server supports others if the relevant dependencies are installed. Compression
settings and availability vary by media type. In general Tiled prefers earlier
entries in this table above later ones.
Required Python Package
none (built in)
The Tiled Python client currently supports gzip and blosc (if the Python
blosc is installed).
Example Requests and Responses¶
In these examples we’ll use the command-line HTTP client httpie to show just the headers of HTTP requests and responses.
By default, it requests one of the standard encodings
those two, the Tiled server knows
gzip, so it uses that.

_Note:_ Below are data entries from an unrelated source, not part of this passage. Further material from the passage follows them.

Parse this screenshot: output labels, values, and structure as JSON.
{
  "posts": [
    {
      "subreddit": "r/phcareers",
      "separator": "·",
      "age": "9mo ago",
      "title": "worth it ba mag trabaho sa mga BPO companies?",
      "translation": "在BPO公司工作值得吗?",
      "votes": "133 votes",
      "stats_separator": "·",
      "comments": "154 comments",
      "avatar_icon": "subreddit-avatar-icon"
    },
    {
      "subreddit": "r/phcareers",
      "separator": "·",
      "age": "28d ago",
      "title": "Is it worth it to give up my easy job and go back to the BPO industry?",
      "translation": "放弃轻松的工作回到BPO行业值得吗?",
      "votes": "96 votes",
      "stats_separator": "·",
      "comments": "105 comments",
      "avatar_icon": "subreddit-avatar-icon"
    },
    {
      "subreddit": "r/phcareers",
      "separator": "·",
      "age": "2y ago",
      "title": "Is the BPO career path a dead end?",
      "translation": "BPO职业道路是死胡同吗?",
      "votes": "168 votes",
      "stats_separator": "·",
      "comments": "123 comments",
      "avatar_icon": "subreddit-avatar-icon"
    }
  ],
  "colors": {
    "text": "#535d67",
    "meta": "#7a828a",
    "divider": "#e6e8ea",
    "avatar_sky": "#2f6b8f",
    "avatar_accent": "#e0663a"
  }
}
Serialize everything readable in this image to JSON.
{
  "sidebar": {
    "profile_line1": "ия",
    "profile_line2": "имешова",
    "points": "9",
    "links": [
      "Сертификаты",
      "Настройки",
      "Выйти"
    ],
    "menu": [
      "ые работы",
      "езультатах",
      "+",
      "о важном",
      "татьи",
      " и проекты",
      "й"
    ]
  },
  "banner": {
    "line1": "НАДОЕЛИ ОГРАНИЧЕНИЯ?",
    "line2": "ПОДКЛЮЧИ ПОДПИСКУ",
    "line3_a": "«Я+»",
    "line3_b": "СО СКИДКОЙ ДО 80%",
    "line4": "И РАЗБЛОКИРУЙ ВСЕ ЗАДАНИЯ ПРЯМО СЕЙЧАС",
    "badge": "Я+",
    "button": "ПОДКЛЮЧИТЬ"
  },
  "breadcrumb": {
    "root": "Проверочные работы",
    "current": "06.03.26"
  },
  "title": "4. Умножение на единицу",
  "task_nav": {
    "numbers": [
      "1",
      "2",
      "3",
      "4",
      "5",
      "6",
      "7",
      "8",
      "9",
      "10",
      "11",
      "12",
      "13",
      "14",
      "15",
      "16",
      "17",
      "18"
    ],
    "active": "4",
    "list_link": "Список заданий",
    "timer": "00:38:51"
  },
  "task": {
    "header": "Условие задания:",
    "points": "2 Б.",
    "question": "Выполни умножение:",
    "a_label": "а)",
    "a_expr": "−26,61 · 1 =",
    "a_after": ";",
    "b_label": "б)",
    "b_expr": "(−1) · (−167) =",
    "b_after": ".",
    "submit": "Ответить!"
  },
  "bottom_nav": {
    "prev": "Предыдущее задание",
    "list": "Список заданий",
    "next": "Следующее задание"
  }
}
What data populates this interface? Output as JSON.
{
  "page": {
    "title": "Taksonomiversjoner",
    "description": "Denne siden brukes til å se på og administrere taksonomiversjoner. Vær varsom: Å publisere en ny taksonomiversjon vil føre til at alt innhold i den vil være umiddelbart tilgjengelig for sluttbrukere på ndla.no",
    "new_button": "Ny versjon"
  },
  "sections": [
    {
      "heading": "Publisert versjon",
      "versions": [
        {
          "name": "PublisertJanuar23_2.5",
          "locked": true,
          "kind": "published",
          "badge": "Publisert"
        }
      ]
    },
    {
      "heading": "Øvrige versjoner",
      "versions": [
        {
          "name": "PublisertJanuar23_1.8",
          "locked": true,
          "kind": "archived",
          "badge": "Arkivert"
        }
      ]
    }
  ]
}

$ http -p Hh :8000/array/full/A GET /array/full/A HTTP/1.1 Accept: */* Accept-Encoding: gzip, deflate Connection: keep-alive Host: localhost:8000 User-Agent: HTTPie/1.0.3 HTTP/1.1 200 OK content-encoding: gzip content-length: 472 content-type: application/octet-stream date: Mon, 26 Jul 2021 01:30:19 GMT etag: a6a4697f732308159745eab706de8463 server: uvicorn server-timing: compress;time=0.27;ratio=169.49, app;dur=6.7 set-cookie: tiled_csrf=gGgRTzuMpENi52p-imS0YTHkdRAZcZZf1H-3RJpQHog; HttpOnly; Path=/; SameSite=lax vary: Accept-Encoding
The relevant line in the request is
Accept-Encoding: gzip, deflate
where the client tells the server which compression algorithms it can decompress.
The relevant line in the response is
where the server tells us which, if any, compression algorithm it applied. Also, notice the line
server-timing: compress;time=0.27;ratio=169.49, app;dur=6.7
where the server reports the compression ratio (higher is better) and the time in milliseconds that it cost to compress it, beside other metrics.
In the next example, the server’s Python environment has the Python package
zstandard installed. It will prefer to use the superior algorithm
the client lists it as one that it supports. Here, the client lists
$ http -p Hh :8000/node/full/C accept-encoding:zstd,gzip GET /node/full/C HTTP/1.1 Accept: */* Connection: keep-alive Host: localhost:8000 User-Agent: HTTPie/1.0.3 accept-encoding: zstd HTTP/1.1 200 OK content-encoding: zstd content-length: 558 content-type: application/vnd.apache.arrow.file date: Mon, 26 Jul 2021 01:19:05 GMT etag: 6389586cf110bbbc5e69a329ee07e763 server: uvicorn server-timing: compress;time=0.10;ratio=8.06 app;dur=11.0 set-cookie: tiled_csrf=iRPOSCkpotnglSpyCwwG7GSof-DzfZBNGNDG3suhj8w; HttpOnly; Path=/; SameSite=lax vary: Accept-Encoding
Finally, in this example. the server decides that the raw, compressed content is so small (304 bytes) that is isn’t not worth compressing.
$ http -p Hh :8000/node/metadata/ GET /node/metadata/ HTTP/1.1 Accept: */* Accept-Encoding: gzip, deflate Connection: keep-alive Host: localhost:8000 User-Agent: HTTPie/1.0.3 HTTP/1.1 200 OK content-length: 304 content-type: application/json date: Mon, 26 Jul 2021 01:46:23 GMT etag: 5ab946941f733dd41b485cec8afee8c9 server: uvicorn server-timing: app;dur=4.0 set-cookie: tiled_csrf=DqqsY-w2dWsVt7EYA53VkEk8cATz_6jINCYhvu2eEls; HttpOnly; Path=/; SameSite=lax
Tiled’s compression implementation heavily influenced by the dask module
distributed.protocol.compression. The important difference is that
distributed is in control of both the server and the client, and they communicate
over its internal custom TCP protocol. We are operating over HTTP with a mixture
of clients we control (e.g. Tiled’s Python client) and clients we don’t (e.g.